We hoped for a few cars that first day. You know, just something to make it worth us being there and someone to drink the gallon of hot chocolate Dan made. Just before we opened at 10:00, cars began filing in. It was a steady stream of cars, like the line you see leaving church on Christmas Eve. The cars never really stopped. We hoped for a few return customers, a few friends, and a few people through word of mouth. We welcomed dozens of return customers, friends from both close and far, and hundreds of people through word of mouth. It was amazing and fulfilling. Grandpa Dan’s legacy was continuing, and it was continuing with us. Our family felt so proud.
We connected and reconnected with hundreds of people. Each interaction filled our cups as they filled theirs with hot chocolate. Gallons and gallons of hot chocolate. It took us awhile to figure out a system and get our bearings straight. My sincerest apologies to those first few customers who witnessed our almost star struck reaction to the turnout. Eventually, we learned to ask if people had been there before to know where to begin. We gently explained Grandpa Dan’s passing, which was received with more than a few tears. We explained what was new to returning customers and explained Grandpa Dan’s style to first-timers. And then, we handed out bow saws and uncertainty, encouraging people to explore, take their time, and have fun.
The boys engaged in more wrestling and football than customer engagement. But they followed our direction to have fun and made the experience theirs. We look forward to their growth as helpers at the farm. So far, they’ve enjoyed cutting down, clearing, and (fingers crossed) planting trees. We also learned that there is no better bribe than kiddie cocktails and mac n' cheese at Bean City Bar and Grill across the street.
We ordered 1600 trees to plant this spring. Mostly Fraser firs, with a few black hill spruces and white pines. If we continue to have successful selling seasons, we will have to figure out the annual planting. Wish us luck! The most profound realization of this season was that this works. Without any changes or upgrades, it works as is. As long as we keep Grandpa Dan’s spirit alive, we don’t have to change anything. Unless we want to. Our hopes for changes this year are better shed organization, converting part of the shed to an employee lounge/kids hang out for the boys, better use of the office as a mudroom and check out location, learn species differentiation, clear dead trees, plant new trees, and create a loop through the trees to allow better access to trees in the back as well as easier spots to drag some of those big trees.

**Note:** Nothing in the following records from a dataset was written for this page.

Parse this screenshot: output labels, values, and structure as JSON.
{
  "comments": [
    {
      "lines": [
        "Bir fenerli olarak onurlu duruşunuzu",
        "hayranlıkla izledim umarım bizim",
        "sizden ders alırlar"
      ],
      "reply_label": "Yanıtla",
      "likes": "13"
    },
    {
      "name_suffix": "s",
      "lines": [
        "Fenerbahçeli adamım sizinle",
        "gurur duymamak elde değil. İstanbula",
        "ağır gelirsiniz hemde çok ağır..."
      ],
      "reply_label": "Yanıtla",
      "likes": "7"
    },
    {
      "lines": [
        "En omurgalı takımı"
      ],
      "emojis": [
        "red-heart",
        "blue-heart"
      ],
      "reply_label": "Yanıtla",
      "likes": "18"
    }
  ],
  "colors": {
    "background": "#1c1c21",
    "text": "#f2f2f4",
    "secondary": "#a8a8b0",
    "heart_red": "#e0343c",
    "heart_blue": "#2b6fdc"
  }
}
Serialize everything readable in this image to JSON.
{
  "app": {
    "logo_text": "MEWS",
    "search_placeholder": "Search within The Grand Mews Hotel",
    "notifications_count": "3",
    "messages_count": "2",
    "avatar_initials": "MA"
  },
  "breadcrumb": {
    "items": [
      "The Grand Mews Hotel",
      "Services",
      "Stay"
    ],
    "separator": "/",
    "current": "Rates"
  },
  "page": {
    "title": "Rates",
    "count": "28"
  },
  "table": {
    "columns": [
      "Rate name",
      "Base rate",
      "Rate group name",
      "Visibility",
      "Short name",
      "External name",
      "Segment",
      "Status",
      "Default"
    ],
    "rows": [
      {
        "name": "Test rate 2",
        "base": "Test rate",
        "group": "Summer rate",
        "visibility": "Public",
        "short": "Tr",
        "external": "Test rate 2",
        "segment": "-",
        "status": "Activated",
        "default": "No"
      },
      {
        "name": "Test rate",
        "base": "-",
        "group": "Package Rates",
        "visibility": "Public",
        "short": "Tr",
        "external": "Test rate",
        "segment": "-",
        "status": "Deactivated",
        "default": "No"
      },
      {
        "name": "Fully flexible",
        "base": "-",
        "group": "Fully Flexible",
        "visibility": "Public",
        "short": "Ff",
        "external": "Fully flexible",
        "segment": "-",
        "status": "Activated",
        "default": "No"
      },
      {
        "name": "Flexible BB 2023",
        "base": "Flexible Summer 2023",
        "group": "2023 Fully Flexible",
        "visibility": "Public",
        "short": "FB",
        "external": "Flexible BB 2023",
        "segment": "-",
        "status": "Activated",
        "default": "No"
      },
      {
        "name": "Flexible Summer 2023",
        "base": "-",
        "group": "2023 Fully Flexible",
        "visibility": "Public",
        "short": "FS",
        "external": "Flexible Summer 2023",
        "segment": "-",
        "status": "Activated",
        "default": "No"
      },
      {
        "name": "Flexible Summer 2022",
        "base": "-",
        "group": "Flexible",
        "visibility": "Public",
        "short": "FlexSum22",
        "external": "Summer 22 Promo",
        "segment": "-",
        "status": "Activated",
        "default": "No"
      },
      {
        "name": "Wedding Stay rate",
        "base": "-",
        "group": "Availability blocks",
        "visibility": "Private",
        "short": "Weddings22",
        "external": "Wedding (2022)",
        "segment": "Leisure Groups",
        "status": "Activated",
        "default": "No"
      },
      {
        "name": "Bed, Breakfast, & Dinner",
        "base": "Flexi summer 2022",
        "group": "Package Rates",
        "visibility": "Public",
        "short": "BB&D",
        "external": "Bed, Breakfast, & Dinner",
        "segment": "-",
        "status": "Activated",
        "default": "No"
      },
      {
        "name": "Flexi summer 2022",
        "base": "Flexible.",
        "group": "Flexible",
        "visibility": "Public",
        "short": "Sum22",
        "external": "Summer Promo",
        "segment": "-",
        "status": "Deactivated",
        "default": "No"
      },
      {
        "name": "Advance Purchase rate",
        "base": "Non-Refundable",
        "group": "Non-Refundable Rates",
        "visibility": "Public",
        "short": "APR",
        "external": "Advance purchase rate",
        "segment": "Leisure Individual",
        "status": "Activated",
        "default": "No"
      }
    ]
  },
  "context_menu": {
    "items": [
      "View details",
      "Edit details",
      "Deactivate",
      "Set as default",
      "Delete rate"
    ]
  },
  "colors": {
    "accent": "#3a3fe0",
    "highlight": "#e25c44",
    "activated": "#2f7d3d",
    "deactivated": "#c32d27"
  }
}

We learned a lot the first year. Actually, the first two months. Here’s to 2022! Is it too early to say Merry Christmas? To settle any rising debate, I do know it is too early to put up those Christmas decorations, trees included.